The head chef at Red Hill Winery was another big inspiration. I learned so much from being his right-hand man for four years. He taught me how to cook, do business, operate the kitchen… He’s my role model, really. I wouldn’t be who I am now if I hadn’t met him. 

What would you be doing if you hadn’t decided to become a chef?

If I wasn’t a chef, I’d definitely be running a factory. That’s what my father does in China. If I wasn’t a chef now, I’d just be taking over his business – a whole different life to what I’m living now. 

What drives you and what are your values as a chef?

I am mostly a people person, I like to talk to people. I also love trying new things, being in new places. Everyday is a new challenge to me. Being a chef is also about being creative – I always tell my friends and my wife that I’m actually an artist, not just a chef! 

How would you describe your style as an artist?

I think that, as a chef, I’m still quite young. I wouldn’t say that I have my own style of cooking just yet. This is why I’m doing what I’m doing – experimenting a lot, trying new things. Working as a private chef is great, because I can customise the menu to different customers. I can take an idea that exists only in my brain and make it a reality, then try it out on customers and see if they like it. 


How do you describe your cooking style? 

I’m Chinese, so I would definitely say it’s Chinese food. But I’m always trying to recreate my childhood memories of food and make them new and interesting. I love combining Australian and French flavours with Asian textures and ingredients… So if I needed to describe my cooking style, it would be Chinese fusion.

What were your biggest pain points as a chef, and how has it been different as a private chef?

When you work as a head chef, cooking actually isn’t the most important part of the job. In my memory, when I was a head chef not even 30% of the job was cooking. There was broken equipment to deal with, staff conflicts, and taking care of those things uses up a lot of your time. 

Being a private chef means you can start cooking again and creating menus. I can create a new menu every week, or even every day! But as a head chef you’d probably make a new menu like once a month – if your boss allows you to. As a private chef you can also try new ingredients… 


Surely there are challenges to being a private chef as well? 

Yes, mainly that I need to manage myself, follow a timeframe, and organise my own storage. I have one fridge at home, so I need to separate my prep stuff from daily house stuff – that stresses me out every time cos I don’t have enough space! I also need to carry everything from my house to the client’s house, which can sometimes be quite far… the longest distance I travelled for a client was almost two hours.
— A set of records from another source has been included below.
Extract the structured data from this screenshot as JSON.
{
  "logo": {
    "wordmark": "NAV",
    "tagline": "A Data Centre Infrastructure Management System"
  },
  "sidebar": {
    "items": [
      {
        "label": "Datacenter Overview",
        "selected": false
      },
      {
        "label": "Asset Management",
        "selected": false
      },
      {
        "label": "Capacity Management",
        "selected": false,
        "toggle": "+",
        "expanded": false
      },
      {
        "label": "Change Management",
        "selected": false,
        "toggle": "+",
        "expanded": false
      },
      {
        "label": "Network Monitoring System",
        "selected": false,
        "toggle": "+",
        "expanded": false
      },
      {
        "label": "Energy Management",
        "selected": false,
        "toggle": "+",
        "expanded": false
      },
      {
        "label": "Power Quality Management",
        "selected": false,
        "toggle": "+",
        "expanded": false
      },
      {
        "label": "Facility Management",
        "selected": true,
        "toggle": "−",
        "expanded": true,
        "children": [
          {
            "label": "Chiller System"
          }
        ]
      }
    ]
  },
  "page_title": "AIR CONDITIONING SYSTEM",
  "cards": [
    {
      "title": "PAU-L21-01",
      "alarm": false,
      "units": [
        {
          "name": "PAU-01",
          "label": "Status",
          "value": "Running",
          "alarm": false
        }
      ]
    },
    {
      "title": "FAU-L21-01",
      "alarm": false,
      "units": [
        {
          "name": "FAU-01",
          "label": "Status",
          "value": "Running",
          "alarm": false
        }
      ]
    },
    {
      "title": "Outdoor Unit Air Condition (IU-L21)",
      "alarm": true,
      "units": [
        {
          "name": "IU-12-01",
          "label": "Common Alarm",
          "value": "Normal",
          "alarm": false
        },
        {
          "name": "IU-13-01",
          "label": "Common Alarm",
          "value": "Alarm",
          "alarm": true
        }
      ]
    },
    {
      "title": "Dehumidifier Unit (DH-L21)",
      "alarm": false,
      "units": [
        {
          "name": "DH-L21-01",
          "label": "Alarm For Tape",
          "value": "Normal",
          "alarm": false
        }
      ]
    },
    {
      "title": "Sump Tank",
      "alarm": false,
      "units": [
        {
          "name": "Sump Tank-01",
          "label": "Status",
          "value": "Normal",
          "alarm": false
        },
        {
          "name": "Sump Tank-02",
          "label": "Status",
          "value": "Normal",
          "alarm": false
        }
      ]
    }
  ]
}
So making sure my cream or ice cream doesn’t melt by the time I arrive can be really hard. 

What is your food philosophy and what makes the perfect dish for you? 

Flavour always goes first, of course. After that, it’s the vision. You’ve gotta make the food look nice and attractive, sometimes colourful. But I think what makes a dish perfect is the way you present it. It’s not about what’s on the plate but the process that goes on from the moment you put the dish on the table to the customer eating it. How you present it, how you serve it, how you describe the dish to the customer. 

What food trends are out there that diners are looking for? 

Asian fusion is getting trendier, as well as smaller eateries and bistros. People like to try new things and taste something they haven’t before. Trying something new, more exciting and interesting is definitely the trend. 

How do you design a menu and what are you trying to balance in the menus you create?

It all depends on the customer’s requirements. I customise the menu for their requirements and work around their preferences. Generally, I try to balance vegetables, meat, and seafood in the menu. I always try to use seasonal ingredients and balance sweet, sour, salty, spicy, and bitter flavours. Bitter is a really useful flavour for opening the palate. When I have all these flavour elements in a menu, people really enjoy the food.

Interested to know more about chefs? Check out Chef Nick Guan‘s profile.